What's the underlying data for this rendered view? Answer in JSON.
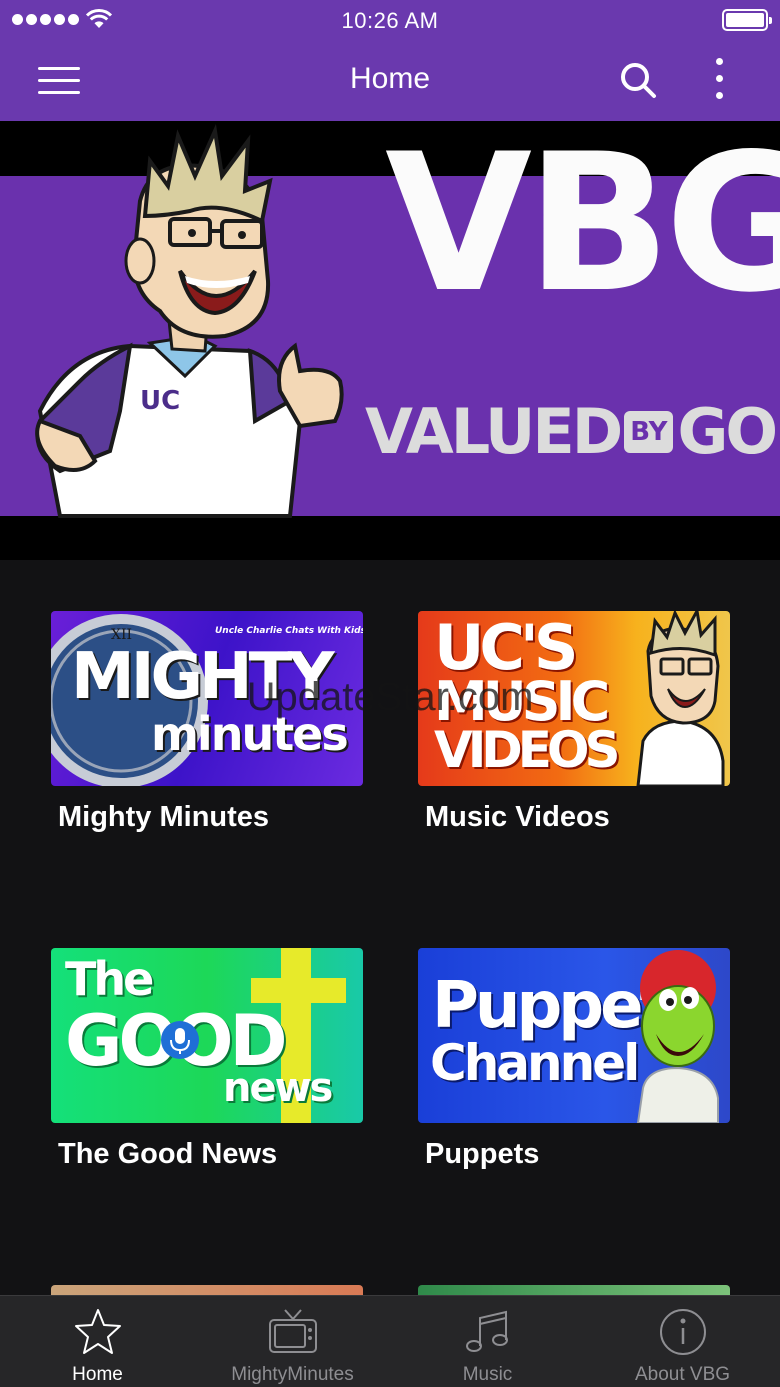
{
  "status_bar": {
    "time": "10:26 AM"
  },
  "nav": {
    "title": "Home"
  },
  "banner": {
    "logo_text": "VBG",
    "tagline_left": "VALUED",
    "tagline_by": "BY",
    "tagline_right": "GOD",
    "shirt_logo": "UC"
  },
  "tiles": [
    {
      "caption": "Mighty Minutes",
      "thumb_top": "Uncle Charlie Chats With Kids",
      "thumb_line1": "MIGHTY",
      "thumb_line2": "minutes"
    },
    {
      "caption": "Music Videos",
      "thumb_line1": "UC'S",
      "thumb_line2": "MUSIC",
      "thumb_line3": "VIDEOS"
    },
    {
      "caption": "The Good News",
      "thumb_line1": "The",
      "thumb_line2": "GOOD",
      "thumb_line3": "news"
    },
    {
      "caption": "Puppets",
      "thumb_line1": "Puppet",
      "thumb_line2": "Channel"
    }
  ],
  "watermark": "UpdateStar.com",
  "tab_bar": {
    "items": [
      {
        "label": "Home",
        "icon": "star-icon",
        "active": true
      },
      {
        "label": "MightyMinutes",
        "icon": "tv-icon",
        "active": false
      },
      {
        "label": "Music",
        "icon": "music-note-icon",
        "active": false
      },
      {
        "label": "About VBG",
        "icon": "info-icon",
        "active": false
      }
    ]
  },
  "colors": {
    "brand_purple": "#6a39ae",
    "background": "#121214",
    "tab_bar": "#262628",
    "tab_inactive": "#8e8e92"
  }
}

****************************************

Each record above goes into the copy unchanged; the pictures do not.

What's the underlying data for this rendered view? Answer in JSON.
{
  "status_bar": {
    "time": "10:26 AM"
  },
  "nav": {
    "title": "Home"
  },
  "banner": {
    "logo_text": "VBG",
    "tagline_left": "VALUED",
    "tagline_by": "BY",
    "tagline_right": "GOD",
    "shirt_logo": "UC"
  },
  "tiles": [
    {
      "caption": "Mighty Minutes",
      "thumb_top": "Uncle Charlie Chats With Kids",
      "thumb_line1": "MIGHTY",
      "thumb_line2": "minutes"
    },
    {
      "caption": "Music Videos",
      "thumb_line1": "UC'S",
      "thumb_line2": "MUSIC",
      "thumb_line3": "VIDEOS"
    },
    {
      "caption": "The Good News",
      "thumb_line1": "The",
      "thumb_line2": "GOOD",
      "thumb_line3": "news"
    },
    {
      "caption": "Puppets",
      "thumb_line1": "Puppet",
      "thumb_line2": "Channel"
    }
  ],
  "watermark": "UpdateStar.com",
  "tab_bar": {
    "items": [
      {
        "label": "Home",
        "icon": "star-icon",
        "active": true
      },
      {
        "label": "MightyMinutes",
        "icon": "tv-icon",
        "active": false
      },
      {
        "label": "Music",
        "icon": "music-note-icon",
        "active": false
      },
      {
        "label": "About VBG",
        "icon": "info-icon",
        "active": false
      }
    ]
  },
  "colors": {
    "brand_purple": "#6a39ae",
    "background": "#121214",
    "tab_bar": "#262628",
    "tab_inactive": "#8e8e92"
  }
}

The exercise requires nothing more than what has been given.